1833 Report of the death of a worker Thomas Beale in an accident at the mills

Glasgow Herald Jan 11 1833.

1841 Sale of the Mills as part of a larger estate and currently occupied by Mr Dives. [James or Thomas?]

c1884 New mills built.

Lt. Col. Mark James Mayhew (1871-1944) 1871 Born the son of James William Mayhew. He was educated at Harrow.
1891 Living at 1 Spencer Park, Wandsworth (age 19 born Battersea), Miller's Assistant. With his parents James W. (age 52 born Little Bentley, Essex), Miller and Mary (age 51 born Finton, Essex). Plus three servants.
1894 At the age of 23, he inherited great wealth and became the proprietor of the Battersea Flour Mills.

1897 Mayhew and Son(s) reduce the working week from 59 to 53 hours for the same wages.

1913 The mills and the business offered for sale by order of the Chancery Division but were not sold.

1921 Advertised as Mark Mayhew Ltd.

Grace's Guide to British Industrial History

Most of the manor house was demolished in 1793, and later became the site of flour mills.

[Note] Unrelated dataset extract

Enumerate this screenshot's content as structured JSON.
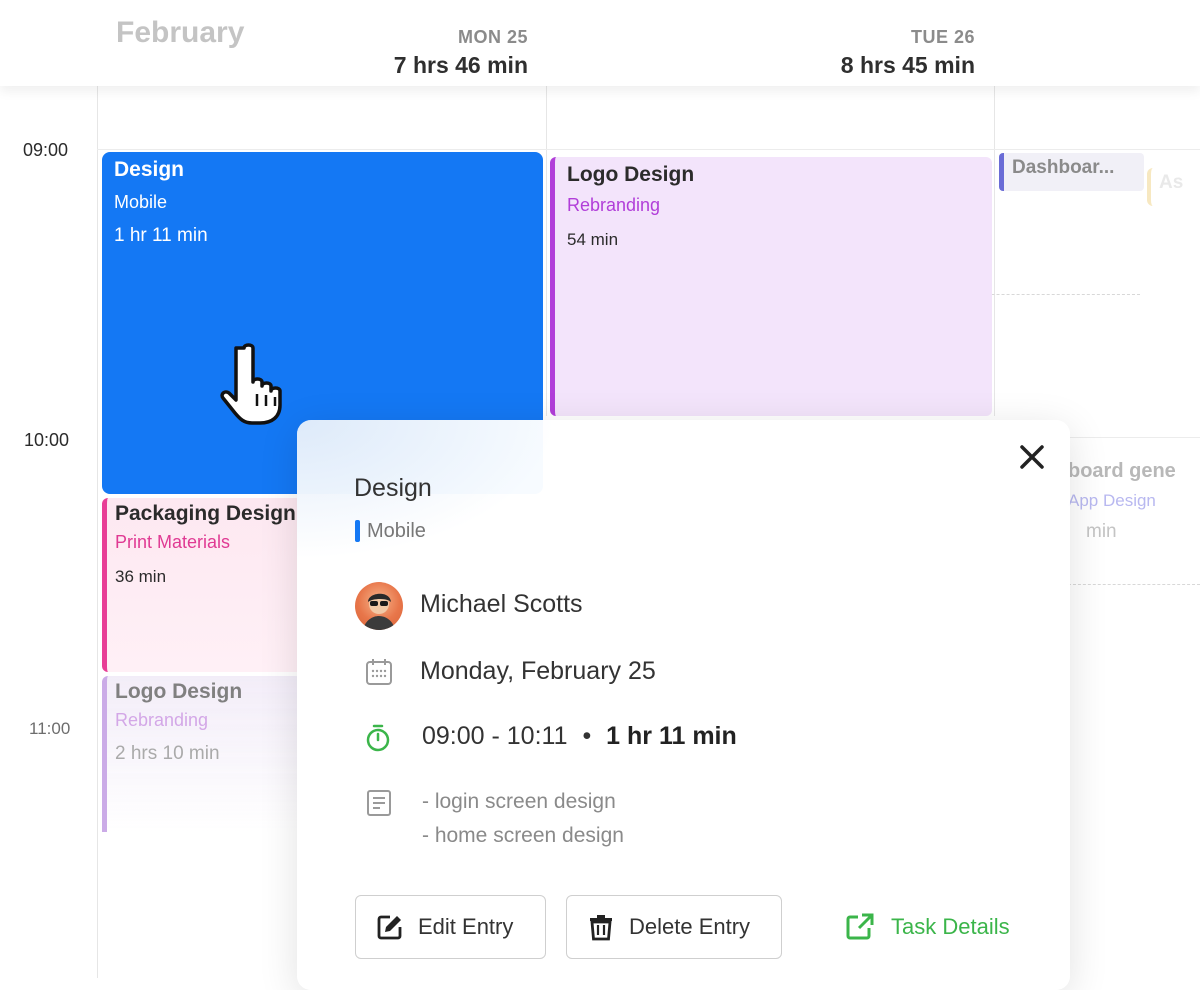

Dives' Flour Mills cover a portion of the site where once stood this venerable mansion.  
All About Battersea 1882